The comic’s latest story arc is unabashedly based on my own life experience. (If you haven’t read it yet, you might want to start at #29 and read through #33 first for some context. Otherwise, spoilers and some serious talk ahoy!)
I lived in New York City for about 18 months. During that time, I experienced something that looked a heck of a lot like depression. I have no official diagnosis for that, but I did have a hard time being my chipper, wacky self. Much as I like to lay all blame for that unhappiness on the Big Apple – which is a bigger, nastier version of my first love, Chicago – it really was the result of many factors. But they were all snarled up in one giant mess of awfulness in my head that it seemed like I would never be able to untangle.
Then my partner got offered a job in Los Angeles and we moved. It changed everything.
Los Angeles has been a huge motivator to start pursuing my own projects. Trying new things. Being adventurous. Rediscovering the creativity that I thought had been stamped out of me. And it has been really flippin’ awesome.
Even though my time in New York was a low point, in many ways, I was lucky. It was a situational sadness. Changing my environment was enough to make the big mess of bad things seem more manageable, to help me get back in charge. I was also lucky because my brain and my body don’t actively work against me most days. What I experienced was enough to realize just how hard things can be for people who do live with that regular struggle thanks to depression, anxiety, bipolar disorder, and the many other conditions under the mental health umbrella.
So I’d like to take this opportunity to say two things.
First, if someone you know is living the fight for their own mental health, then give them a hug, a chocolate bar, a gold star, something. If they’re making it through the day, they’ve probably earned it.
Second, change is scary. But change can also be good. Obviously, moving to L.A. will not magically solve your problems. (In fact, it’d probably further exacerbate the whole drought thing.) But even a smaller, less drastic change can shift your thinking or boost your spirits.

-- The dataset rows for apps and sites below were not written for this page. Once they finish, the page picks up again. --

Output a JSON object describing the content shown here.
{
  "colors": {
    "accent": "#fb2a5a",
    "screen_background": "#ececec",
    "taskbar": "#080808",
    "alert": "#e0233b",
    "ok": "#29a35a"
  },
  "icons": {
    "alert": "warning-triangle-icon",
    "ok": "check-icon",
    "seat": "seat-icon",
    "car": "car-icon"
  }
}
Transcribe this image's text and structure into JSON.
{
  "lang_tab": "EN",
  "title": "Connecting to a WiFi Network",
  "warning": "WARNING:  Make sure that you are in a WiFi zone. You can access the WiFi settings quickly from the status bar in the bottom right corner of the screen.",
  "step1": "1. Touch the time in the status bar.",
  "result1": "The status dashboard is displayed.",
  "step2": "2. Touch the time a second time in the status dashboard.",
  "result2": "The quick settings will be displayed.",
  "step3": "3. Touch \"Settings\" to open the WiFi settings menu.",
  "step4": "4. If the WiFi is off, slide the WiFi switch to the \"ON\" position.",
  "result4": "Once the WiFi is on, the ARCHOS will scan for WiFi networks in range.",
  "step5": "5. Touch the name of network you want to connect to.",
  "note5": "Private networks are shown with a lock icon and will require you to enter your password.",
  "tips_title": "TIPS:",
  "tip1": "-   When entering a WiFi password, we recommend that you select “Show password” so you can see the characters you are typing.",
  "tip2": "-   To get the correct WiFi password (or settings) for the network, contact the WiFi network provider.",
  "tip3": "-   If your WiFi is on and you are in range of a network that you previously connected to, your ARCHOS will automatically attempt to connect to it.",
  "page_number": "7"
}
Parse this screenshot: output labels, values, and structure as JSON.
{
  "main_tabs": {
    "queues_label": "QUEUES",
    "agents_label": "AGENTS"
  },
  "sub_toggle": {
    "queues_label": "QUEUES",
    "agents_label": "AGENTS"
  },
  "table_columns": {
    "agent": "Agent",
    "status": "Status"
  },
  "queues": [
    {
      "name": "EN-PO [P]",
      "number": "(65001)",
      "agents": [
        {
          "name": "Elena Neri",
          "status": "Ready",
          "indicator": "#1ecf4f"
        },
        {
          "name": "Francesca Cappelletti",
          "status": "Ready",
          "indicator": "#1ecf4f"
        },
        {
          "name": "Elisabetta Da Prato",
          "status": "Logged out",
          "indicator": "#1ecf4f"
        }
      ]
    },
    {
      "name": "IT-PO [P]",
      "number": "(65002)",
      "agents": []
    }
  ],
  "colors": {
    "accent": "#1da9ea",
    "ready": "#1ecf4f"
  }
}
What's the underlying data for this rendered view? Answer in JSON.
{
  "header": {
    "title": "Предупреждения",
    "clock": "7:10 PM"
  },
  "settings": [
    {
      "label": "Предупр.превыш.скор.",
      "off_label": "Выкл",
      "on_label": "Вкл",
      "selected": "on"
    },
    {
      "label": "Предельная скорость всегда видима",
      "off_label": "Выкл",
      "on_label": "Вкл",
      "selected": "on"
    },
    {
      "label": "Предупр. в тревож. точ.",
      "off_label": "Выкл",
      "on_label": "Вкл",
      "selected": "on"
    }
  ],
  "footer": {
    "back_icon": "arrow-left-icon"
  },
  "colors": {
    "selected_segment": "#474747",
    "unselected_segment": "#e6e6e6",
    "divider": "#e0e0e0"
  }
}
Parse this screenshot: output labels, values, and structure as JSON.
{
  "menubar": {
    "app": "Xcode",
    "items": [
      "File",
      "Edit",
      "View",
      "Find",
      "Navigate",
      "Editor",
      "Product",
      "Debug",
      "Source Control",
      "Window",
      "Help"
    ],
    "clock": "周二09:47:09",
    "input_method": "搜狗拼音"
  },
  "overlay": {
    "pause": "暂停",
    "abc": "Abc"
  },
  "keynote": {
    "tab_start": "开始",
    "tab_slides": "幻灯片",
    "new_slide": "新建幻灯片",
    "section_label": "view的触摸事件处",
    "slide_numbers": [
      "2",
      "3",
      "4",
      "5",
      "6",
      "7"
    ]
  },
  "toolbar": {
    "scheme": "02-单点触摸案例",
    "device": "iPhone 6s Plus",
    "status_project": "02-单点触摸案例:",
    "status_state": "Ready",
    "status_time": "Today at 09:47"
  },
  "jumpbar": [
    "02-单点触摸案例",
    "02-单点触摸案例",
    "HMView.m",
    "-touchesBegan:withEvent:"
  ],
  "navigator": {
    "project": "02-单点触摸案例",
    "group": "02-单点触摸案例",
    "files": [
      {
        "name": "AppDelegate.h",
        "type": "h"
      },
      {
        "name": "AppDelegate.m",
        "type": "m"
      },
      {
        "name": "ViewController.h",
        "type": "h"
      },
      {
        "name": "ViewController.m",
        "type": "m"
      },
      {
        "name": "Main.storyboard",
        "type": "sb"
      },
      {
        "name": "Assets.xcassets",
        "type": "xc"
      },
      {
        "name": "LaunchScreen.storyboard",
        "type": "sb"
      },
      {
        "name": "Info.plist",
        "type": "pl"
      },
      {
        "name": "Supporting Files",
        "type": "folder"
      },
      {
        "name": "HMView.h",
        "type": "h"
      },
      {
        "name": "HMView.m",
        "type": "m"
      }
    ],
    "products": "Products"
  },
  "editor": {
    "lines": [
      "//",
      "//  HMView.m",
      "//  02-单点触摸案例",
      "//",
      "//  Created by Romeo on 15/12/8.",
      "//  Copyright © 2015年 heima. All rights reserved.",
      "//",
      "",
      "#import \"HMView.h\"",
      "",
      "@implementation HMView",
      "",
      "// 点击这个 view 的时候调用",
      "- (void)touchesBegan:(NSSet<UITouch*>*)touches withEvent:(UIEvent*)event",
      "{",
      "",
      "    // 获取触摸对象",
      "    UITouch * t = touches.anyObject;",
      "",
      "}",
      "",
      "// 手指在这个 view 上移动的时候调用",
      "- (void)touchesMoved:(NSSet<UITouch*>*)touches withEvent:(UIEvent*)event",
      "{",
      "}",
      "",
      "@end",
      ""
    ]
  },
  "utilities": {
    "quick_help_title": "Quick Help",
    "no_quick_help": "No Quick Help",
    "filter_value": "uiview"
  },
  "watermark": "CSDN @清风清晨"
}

Make a change when you need it. Ask for help when you need it. You got this.